## Basis Pursuit

### Description

For an underdetermined system, Basis Pursuit aims to find a sparse solution that solves

\textrm{min}_x ~ \|x\|_1 \quad \textrm{s.t} \quad Ax=b

which is a relaxed version of strict non-zero support finding problem. The implementation is borrowed from Stephen Boyd's MATLAB code.

### Usage

admm.bp(
A,
b,
xinit = NA,
rho = 1,
alpha = 1,
abstol = 1e-04,
reltol = 0.01,
maxiter = 1000
)


### Arguments

 A an (m \times n) regressor matrix b a length-m response vector xinit a length-n vector for initial value rho an augmented Lagrangian parameter alpha an overrelaxation parameter in [1,2] abstol absolute tolerance stopping criterion reltol relative tolerance stopping criterion maxiter maximum number of iterations

### Value

a named list containing

x

a length-n solution vector

history

dataframe recording iteration numerics. See the section for more details.

### Iteration History

When you run the algorithm, output returns not only the solution, but also the iteration history recording following fields over iterates,

objval

object (cost) function value

r_norm

norm of primal residual

s_norm

norm of dual residual

eps_pri

feasibility tolerance for primal feasibility condition

eps_dual

feasibility tolerance for dual feasibility condition

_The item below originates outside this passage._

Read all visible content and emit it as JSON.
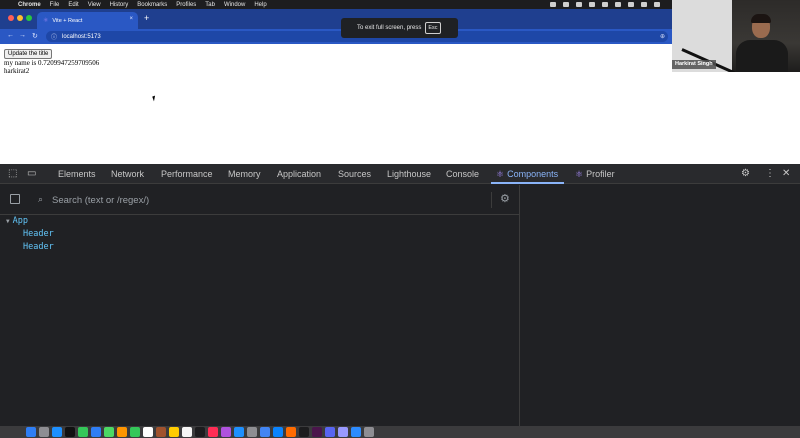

In accordance with the paper, iteration stops when both r_norm and s_norm values become smaller than eps_pri and eps_dual, respectively.

### Examples

## generate sample data
n = 30
m = 10

A = matrix(rnorm(n*m), nrow=m)    # design matrix
x = c(stats::rnorm(3),rep(0,n-3)) # coefficient
x = base::sample(x)
b = as.vector(A%*%x)              # response

## run example
niter   = length(output$history$s_norm)
history = output$history ## report convergence plot opar <- par(no.readonly=TRUE) par(mfrow=c(1,3)) plot(1:niter, history$objval, "b", main="cost function")
plot(1:niter, history$r_norm, "b", main="primal residual") plot(1:niter, history$s_norm, "b", main="dual residual")